*Work instructions*: In the records that follow, count each line where the string "title" occurs. Provide the total and no other text.
--------------------------------------------------
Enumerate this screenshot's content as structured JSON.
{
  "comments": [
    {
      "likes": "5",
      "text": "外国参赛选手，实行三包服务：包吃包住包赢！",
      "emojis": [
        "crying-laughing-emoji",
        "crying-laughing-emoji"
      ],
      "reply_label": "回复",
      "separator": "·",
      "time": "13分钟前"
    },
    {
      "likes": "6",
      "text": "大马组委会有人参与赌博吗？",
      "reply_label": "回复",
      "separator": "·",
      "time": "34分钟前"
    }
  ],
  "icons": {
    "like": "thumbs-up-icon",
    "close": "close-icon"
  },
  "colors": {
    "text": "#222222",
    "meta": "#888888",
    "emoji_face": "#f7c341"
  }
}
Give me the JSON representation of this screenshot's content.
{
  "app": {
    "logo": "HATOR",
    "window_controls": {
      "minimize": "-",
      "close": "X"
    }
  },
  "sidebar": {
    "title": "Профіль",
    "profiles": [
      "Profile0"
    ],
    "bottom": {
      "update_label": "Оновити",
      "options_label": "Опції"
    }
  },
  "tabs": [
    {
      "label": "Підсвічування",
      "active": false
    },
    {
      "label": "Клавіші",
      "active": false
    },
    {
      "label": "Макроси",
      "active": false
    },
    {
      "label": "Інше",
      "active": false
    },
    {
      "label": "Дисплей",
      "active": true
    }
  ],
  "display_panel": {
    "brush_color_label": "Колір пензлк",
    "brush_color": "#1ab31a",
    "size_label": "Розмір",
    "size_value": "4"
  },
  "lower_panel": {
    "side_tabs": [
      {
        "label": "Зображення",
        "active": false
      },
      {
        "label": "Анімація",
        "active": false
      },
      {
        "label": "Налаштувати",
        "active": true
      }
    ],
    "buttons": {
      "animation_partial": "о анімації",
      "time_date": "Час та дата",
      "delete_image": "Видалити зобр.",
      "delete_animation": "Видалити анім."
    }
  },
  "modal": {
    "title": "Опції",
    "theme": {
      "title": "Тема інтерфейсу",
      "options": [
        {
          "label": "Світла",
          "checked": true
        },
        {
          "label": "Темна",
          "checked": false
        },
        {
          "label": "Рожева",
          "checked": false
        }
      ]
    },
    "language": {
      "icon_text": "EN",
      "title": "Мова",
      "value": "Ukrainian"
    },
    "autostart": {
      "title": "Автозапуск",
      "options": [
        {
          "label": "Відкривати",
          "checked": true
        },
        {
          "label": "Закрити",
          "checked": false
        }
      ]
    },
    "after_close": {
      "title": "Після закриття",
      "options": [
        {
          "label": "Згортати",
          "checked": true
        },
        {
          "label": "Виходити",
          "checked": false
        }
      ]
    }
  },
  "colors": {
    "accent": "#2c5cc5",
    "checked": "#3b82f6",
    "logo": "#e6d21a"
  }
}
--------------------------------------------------
*Task answer*: 6